- Work required
State how many lines in the following entries contain the word "increment". No other output.

- Source data
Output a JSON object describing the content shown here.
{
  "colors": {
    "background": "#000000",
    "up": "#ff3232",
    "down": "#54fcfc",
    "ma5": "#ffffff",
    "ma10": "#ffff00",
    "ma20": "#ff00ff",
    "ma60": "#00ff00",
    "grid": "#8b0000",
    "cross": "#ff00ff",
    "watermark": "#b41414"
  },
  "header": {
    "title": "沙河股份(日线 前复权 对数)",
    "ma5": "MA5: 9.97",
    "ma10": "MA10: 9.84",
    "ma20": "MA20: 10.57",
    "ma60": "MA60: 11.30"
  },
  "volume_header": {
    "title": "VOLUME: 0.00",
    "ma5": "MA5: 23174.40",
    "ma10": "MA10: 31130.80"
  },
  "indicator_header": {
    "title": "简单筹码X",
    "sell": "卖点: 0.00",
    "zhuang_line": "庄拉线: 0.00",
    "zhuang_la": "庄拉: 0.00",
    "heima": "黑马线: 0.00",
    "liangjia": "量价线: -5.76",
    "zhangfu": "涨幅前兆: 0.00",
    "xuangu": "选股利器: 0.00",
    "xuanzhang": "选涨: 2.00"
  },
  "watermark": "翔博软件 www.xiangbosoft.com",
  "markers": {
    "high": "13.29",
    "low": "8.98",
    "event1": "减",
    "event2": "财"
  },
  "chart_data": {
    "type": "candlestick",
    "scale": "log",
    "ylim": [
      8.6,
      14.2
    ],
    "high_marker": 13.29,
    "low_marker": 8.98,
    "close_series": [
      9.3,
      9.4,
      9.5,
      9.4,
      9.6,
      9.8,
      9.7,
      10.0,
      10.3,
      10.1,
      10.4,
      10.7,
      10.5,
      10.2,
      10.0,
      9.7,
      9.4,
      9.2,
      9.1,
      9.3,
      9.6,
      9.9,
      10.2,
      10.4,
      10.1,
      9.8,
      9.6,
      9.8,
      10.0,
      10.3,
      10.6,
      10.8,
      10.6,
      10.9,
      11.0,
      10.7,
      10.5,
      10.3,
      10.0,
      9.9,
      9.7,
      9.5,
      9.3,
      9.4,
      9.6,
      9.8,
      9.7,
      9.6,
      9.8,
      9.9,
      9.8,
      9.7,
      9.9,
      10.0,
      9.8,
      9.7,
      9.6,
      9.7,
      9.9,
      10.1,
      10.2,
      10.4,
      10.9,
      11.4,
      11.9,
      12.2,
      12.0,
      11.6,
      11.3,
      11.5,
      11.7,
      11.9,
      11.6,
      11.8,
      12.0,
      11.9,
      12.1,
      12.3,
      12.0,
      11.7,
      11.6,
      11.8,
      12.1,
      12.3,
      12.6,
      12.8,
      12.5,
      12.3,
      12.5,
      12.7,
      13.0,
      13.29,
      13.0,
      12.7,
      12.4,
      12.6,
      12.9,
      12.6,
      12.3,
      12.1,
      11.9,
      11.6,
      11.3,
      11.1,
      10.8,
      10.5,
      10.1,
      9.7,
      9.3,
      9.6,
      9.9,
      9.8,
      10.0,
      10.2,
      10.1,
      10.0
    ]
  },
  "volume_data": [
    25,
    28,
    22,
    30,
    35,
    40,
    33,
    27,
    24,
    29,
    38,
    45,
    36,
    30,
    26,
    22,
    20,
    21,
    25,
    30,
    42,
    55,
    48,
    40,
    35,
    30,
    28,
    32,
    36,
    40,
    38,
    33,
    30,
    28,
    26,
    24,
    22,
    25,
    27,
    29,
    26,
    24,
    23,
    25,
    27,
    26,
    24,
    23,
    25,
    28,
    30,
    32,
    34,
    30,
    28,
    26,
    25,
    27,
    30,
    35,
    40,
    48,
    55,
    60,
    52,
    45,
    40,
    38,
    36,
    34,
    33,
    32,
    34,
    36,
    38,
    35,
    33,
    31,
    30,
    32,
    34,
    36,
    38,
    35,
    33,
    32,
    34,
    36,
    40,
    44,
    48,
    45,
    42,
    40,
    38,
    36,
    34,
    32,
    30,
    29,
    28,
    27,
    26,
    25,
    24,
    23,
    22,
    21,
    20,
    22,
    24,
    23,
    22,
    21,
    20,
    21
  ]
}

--

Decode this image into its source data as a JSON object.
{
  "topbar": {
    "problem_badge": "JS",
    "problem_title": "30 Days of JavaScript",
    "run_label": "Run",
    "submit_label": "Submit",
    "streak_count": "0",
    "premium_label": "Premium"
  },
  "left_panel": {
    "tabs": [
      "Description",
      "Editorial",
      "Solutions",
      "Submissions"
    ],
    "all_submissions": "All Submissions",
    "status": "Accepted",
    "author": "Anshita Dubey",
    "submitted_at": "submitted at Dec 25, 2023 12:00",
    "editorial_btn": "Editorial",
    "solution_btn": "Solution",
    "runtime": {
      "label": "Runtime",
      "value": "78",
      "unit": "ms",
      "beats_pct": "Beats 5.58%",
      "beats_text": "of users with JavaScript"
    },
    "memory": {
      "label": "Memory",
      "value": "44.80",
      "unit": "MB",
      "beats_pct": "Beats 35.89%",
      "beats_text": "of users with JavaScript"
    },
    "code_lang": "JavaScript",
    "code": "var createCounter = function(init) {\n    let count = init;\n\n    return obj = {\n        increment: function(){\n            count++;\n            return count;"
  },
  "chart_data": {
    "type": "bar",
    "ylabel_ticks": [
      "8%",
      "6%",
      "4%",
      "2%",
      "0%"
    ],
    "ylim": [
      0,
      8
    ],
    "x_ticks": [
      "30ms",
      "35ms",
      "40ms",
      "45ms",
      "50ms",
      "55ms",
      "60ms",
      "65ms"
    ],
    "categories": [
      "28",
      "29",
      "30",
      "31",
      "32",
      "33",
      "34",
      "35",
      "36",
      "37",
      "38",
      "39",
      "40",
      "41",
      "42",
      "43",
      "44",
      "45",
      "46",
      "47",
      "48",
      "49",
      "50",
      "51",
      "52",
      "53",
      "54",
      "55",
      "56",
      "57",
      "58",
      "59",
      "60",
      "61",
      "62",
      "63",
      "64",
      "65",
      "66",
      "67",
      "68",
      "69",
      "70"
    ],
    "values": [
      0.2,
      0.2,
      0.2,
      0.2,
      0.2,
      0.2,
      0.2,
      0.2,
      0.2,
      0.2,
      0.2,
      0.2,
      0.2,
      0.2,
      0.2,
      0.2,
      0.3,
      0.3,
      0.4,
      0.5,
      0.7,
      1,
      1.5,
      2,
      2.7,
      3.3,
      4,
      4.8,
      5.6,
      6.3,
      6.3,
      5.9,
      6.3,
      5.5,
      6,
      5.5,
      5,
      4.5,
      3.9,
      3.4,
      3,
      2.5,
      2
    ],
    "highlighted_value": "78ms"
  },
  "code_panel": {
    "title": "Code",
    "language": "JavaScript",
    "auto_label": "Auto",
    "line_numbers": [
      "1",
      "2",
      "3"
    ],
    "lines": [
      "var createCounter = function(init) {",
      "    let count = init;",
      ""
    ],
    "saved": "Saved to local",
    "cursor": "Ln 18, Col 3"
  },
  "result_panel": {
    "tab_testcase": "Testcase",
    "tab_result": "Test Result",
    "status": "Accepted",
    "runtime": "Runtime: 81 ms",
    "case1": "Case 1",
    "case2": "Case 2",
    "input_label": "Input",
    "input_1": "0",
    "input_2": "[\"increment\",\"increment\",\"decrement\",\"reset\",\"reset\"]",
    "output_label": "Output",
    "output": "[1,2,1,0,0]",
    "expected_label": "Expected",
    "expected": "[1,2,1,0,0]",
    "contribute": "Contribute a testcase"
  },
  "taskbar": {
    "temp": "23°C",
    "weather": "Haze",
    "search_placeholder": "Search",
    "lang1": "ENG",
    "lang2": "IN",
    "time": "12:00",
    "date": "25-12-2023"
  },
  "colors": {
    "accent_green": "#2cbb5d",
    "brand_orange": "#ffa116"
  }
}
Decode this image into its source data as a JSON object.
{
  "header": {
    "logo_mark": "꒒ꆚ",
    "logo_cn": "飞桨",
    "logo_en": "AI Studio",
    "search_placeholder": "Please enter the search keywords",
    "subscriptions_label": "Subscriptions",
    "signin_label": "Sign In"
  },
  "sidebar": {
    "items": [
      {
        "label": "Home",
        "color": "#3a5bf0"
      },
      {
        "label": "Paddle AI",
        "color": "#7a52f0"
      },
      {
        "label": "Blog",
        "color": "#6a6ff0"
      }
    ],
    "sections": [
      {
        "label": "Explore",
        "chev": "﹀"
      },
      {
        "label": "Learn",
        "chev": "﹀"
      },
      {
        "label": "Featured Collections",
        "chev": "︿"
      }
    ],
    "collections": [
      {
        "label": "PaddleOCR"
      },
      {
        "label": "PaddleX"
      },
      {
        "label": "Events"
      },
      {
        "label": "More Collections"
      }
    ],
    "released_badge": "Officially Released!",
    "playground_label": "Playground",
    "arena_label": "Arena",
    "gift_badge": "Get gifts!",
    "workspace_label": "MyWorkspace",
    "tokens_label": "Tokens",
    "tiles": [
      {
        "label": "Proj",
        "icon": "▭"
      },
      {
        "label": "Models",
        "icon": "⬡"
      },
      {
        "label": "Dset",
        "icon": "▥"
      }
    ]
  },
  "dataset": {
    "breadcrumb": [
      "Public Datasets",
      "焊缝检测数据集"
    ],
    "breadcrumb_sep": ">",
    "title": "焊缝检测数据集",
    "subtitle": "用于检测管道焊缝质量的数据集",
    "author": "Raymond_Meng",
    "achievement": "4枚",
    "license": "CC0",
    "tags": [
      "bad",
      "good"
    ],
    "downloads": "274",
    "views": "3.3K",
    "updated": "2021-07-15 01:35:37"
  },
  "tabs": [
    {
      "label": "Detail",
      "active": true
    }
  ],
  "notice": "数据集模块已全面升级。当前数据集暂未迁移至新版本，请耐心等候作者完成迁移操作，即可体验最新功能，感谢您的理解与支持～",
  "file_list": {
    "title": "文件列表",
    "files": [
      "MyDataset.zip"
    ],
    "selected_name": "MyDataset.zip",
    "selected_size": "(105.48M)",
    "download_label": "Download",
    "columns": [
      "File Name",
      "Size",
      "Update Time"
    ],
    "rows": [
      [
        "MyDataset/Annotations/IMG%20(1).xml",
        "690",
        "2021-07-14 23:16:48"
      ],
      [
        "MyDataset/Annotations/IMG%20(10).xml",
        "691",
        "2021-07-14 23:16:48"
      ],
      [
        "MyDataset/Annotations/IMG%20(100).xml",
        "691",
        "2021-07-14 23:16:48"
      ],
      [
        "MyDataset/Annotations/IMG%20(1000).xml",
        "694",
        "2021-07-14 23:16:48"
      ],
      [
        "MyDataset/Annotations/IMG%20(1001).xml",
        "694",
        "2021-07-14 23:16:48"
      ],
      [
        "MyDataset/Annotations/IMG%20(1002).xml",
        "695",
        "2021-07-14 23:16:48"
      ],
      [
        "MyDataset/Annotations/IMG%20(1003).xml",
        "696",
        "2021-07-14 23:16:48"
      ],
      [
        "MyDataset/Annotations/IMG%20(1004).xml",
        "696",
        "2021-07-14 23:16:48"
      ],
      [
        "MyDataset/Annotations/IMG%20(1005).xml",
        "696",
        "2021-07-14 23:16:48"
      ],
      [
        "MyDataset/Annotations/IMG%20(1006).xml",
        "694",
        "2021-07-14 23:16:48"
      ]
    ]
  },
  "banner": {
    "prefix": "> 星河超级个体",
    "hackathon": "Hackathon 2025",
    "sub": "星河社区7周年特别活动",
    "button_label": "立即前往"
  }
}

- Answer for the task
2